My buddy Bernie swears Marriott are the best for business travel. I have stayed in them once or twice, not particularly memorable. But after hearing Bernie's reco, I booked Marriott in Las Vegas for a recent conference. Here's the story of their amazing service recovery and incredible flawless handoff:
I arrived mid-afternoon, and no non-smoking rooms were available. No problem, they would hold one for me. Upon returning around 6:00 pm, I was informed that they were overbooked and someone had "scooped" the room being held for me.
It took only seconds for my desk clerk to bring his supervisor over, who almost immediately apologized and said,
We can put you up at another Marriott right next door for tonight, and we will cover the cost of your room, and also provide you complimentary breakfast in the morning. Would that be alright?
No problem! Annoying to have to drag my stuff over there -- even with a helper -- and check in again, but I was a happy camper. So far, there is nothing remarkable here, as I would expect any hotel to do at least this much.
In the morning, here was the first amazing thing. As I walked into the lobby with my bags, the dread factor is lurking: "Will they know who I am? Will I have to explain? Is this going to be a big hassle?" As soon as I say my name, the desk person says immediately,
We're very sorry for the problems you had yesterday, Ms. Abbott, and we have a room for you tonight, and we will do everything we can to make sure the remainder of your stay is trouble-free.

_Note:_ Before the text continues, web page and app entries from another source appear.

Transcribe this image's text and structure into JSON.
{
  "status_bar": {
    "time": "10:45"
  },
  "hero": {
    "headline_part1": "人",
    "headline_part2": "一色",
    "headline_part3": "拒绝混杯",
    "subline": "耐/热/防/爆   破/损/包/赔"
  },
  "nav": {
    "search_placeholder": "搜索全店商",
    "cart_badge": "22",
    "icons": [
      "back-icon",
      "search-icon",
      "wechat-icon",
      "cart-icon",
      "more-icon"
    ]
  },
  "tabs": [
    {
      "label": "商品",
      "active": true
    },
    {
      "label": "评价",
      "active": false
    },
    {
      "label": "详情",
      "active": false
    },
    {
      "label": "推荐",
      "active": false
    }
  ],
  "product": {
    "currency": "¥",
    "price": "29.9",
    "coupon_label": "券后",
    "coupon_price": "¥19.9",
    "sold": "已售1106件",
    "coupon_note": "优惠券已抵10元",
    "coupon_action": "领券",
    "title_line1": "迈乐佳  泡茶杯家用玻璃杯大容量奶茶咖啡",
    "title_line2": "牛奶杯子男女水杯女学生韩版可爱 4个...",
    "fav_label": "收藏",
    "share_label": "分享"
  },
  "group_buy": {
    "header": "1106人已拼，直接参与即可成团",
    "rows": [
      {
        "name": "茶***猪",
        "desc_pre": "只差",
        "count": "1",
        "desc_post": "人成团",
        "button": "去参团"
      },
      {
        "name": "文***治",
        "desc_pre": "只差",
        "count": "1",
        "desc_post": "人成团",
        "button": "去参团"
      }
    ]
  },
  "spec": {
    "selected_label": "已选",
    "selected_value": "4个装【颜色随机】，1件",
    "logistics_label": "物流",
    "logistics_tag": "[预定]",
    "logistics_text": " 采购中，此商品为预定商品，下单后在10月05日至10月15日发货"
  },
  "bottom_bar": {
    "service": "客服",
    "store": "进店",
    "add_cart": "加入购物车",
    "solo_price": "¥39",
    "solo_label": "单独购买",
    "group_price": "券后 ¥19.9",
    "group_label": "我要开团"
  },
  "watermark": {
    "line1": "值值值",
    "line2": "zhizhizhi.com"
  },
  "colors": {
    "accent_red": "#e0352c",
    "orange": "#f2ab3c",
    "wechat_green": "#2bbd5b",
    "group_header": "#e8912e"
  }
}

They could not check me in right away (7:30 am), but kept my bags, and I went on my way to the conference. About 12 hours later, heading out for dinner, I thought I'd better make a quick phone call just to make sure all was still well. No problem, they assured me, my room was waiting.
And indeed, when I arrived a couple of hours later, all was well.
Here's where they really shone. When I opened the door to the room, I found a half bottle of Chardonnay chilling on ice, and a fruit and cheese plate awaiting me. This was accompanied by a handwritten card signed by several staff apologizing for the problem!
Very impressive, and of course I am now using this anecdote in seminars and presentations.
What impressed me most here was: 1) speed of response, and 2) smooth handoff. The night shift ensured the day shift knew what issues were pending, and no customers were made to explain their problem over and over. (Which customers hate to do -- this comes up frequently in research)
Finally, when there is a problem, something EXTRA needs to be done. The wine and cheese with the personal note was was the perfect extra touch.
Actually, organizing the shifting of my bags for me would have been even nicer, but I'm not complaining. Does anyone out there have an insight into how Marriott delivers this?